***** Records provided

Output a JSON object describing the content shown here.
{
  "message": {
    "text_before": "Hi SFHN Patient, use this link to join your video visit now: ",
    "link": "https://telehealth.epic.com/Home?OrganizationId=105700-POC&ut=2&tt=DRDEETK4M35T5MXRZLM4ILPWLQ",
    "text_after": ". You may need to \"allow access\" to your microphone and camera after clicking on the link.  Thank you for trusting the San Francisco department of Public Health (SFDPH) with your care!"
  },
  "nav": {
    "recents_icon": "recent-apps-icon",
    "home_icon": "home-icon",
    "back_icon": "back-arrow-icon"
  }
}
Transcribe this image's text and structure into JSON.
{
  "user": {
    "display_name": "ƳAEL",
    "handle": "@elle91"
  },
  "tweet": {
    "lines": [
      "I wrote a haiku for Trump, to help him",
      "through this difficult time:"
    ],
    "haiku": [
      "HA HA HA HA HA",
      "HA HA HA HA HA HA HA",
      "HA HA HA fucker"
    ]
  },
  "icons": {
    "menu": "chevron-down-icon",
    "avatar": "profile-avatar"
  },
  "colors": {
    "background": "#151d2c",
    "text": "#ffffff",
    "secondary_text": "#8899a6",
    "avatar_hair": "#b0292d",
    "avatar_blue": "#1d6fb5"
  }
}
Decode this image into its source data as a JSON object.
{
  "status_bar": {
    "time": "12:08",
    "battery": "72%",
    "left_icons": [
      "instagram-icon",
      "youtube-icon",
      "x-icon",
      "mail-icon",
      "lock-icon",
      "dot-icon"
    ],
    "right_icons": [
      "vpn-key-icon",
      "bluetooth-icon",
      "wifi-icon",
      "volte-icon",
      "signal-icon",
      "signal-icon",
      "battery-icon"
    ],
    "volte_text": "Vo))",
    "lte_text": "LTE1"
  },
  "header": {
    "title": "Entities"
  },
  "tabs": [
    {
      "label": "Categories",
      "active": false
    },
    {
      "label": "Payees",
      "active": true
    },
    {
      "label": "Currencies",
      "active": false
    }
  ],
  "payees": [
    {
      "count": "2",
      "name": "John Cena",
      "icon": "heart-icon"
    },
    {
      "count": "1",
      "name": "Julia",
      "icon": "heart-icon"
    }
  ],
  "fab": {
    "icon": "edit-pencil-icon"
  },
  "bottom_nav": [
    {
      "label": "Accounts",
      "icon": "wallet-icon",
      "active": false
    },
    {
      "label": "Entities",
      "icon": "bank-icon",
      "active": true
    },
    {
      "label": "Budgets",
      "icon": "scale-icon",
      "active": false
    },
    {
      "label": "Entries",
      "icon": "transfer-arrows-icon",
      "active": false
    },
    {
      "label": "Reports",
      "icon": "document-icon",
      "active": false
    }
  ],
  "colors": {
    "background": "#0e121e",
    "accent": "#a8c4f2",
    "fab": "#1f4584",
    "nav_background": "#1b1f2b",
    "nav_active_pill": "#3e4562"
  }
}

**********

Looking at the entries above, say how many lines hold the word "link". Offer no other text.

3